### Data records
════════════════

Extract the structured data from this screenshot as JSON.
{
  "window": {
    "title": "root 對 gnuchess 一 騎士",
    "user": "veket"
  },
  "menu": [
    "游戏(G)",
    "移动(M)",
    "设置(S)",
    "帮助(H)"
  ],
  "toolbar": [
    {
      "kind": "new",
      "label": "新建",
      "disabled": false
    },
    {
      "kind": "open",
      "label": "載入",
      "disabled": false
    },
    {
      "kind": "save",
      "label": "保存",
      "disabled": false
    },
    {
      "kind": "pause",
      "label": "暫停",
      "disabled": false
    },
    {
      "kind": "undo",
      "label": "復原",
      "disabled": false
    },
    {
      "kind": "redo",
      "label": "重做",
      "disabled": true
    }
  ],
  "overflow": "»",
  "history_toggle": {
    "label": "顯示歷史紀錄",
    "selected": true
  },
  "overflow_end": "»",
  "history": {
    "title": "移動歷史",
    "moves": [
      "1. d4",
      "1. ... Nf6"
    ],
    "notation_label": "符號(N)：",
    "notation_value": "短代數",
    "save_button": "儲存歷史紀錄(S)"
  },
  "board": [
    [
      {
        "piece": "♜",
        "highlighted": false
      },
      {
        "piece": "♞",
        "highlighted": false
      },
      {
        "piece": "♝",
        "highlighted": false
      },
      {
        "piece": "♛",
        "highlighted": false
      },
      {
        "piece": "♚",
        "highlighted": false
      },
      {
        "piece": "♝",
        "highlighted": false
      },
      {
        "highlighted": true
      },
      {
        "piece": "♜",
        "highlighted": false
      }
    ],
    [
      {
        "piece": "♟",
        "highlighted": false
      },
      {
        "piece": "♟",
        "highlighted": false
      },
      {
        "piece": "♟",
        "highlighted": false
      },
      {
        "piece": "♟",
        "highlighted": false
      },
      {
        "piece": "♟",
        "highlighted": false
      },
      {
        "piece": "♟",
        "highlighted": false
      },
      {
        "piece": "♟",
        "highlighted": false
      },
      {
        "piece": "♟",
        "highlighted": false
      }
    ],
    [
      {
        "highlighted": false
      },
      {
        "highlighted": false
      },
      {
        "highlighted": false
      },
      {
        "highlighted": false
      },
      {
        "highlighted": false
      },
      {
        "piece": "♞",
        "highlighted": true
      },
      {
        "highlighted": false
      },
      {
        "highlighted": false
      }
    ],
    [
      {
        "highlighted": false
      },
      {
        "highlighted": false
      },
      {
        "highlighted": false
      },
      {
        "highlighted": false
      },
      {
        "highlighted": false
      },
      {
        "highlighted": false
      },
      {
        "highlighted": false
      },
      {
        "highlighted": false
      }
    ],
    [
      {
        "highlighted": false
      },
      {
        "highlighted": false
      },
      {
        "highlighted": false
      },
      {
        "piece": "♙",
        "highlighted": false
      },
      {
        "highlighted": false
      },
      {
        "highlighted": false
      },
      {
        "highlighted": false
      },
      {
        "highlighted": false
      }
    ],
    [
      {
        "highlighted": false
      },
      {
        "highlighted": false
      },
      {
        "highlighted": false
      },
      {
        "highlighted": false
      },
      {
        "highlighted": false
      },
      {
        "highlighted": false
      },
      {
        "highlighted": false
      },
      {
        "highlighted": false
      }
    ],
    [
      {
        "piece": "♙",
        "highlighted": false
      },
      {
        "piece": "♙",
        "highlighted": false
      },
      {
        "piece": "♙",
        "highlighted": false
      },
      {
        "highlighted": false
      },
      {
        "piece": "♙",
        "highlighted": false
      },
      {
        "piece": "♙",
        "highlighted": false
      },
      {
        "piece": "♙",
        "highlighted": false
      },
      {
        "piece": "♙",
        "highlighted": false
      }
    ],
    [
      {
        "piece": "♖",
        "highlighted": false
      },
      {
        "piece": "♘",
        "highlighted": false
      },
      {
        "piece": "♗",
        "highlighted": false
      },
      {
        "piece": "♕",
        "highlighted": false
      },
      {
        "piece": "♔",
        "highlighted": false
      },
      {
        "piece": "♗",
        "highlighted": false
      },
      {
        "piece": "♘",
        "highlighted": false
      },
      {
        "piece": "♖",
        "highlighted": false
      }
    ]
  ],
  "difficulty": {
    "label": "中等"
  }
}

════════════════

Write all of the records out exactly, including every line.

Extract the structured data from this screenshot as JSON.
{
  "window": {
    "title": "root 對 gnuchess 一 騎士",
    "user": "veket"
  },
  "menu": [
    "游戏(G)",
    "移动(M)",
    "设置(S)",
    "帮助(H)"
  ],
  "toolbar": [
    {
      "kind": "new",
      "label": "新建",
      "disabled": false
    },
    {
      "kind": "open",
      "label": "載入",
      "disabled": false
    },
    {
      "kind": "save",
      "label": "保存",
      "disabled": false
    },
    {
      "kind": "pause",
      "label": "暫停",
      "disabled": false
    },
    {
      "kind": "undo",
      "label": "復原",
      "disabled": false
    },
    {
      "kind": "redo",
      "label": "重做",
      "disabled": true
    }
  ],
  "overflow": "»",
  "history_toggle": {
    "label": "顯示歷史紀錄",
    "selected": true
  },
  "overflow_end": "»",
  "history": {
    "title": "移動歷史",
    "moves": [
      "1. d4",
      "1. ... Nf6"
    ],
    "notation_label": "符號(N)：",
    "notation_value": "短代數",
    "save_button": "儲存歷史紀錄(S)"
  },
  "board": [
    [
      {
        "piece": "♜",
        "highlighted": false
      },
      {
        "piece": "♞",
        "highlighted": false
      },
      {
        "piece": "♝",
        "highlighted": false
      },
      {
        "piece": "♛",
        "highlighted": false
      },
      {
        "piece": "♚",
        "highlighted": false
      },
      {
        "piece": "♝",
        "highlighted": false
      },
      {
        "highlighted": true
      },
      {
        "piece": "♜",
        "highlighted": false
      }
    ],
    [
      {
        "piece": "♟",
        "highlighted": false
      },
      {
        "piece": "♟",
        "highlighted": false
      },
      {
        "piece": "♟",
        "highlighted": false
      },
      {
        "piece": "♟",
        "highlighted": false
      },
      {
        "piece": "♟",
        "highlighted": false
      },
      {
        "piece": "♟",
        "highlighted": false
      },
      {
        "piece": "♟",
        "highlighted": false
      },
      {
        "piece": "♟",
        "highlighted": false
      }
    ],
    [
      {
        "highlighted": false
      },
      {
        "highlighted": false
      },
      {
        "highlighted": false
      },
      {
        "highlighted": false
      },
      {
        "highlighted": false
      },
      {
        "piece": "♞",
        "highlighted": true
      },
      {
        "highlighted": false
      },
      {
        "highlighted": false
      }
    ],
    [
      {
        "highlighted": false
      },
      {
        "highlighted": false
      },
      {
        "highlighted": false
      },
      {
        "highlighted": false
      },
      {
        "highlighted": false
      },
      {
        "highlighted": false
      },
      {
        "highlighted": false
      },
      {
        "highlighted": false
      }
    ],
    [
      {
        "highlighted": false
      },
      {
        "highlighted": false
      },
      {
        "highlighted": false
      },
      {
        "piece": "♙",
        "highlighted": false
      },
      {
        "highlighted": false
      },
      {
        "highlighted": false
      },
      {
        "highlighted": false
      },
      {
        "highlighted": false
      }
    ],
    [
      {
        "highlighted": false
      },
      {
        "highlighted": false
      },
      {
        "highlighted": false
      },
      {
        "highlighted": false
      },
      {
        "highlighted": false
      },
      {
        "highlighted": false
      },
      {
        "highlighted": false
      },
      {
        "highlighted": false
      }
    ],
    [
      {
        "piece": "♙",
        "highlighted": false
      },
      {
        "piece": "♙",
        "highlighted": false
      },
      {
        "piece": "♙",
        "highlighted": false
      },
      {
        "highlighted": false
      },
      {
        "piece": "♙",
        "highlighted": false
      },
      {
        "piece": "♙",
        "highlighted": false
      },
      {
        "piece": "♙",
        "highlighted": false
      },
      {
        "piece": "♙",
        "highlighted": false
      }
    ],
    [
      {
        "piece": "♖",
        "highlighted": false
      },
      {
        "piece": "♘",
        "highlighted": false
      },
      {
        "piece": "♗",
        "highlighted": false
      },
      {
        "piece": "♕",
        "highlighted": false
      },
      {
        "piece": "♔",
        "highlighted": false
      },
      {
        "piece": "♗",
        "highlighted": false
      },
      {
        "piece": "♘",
        "highlighted": false
      },
      {
        "piece": "♖",
        "highlighted": false
      }
    ]
  ],
  "difficulty": {
    "label": "中等"
  }
}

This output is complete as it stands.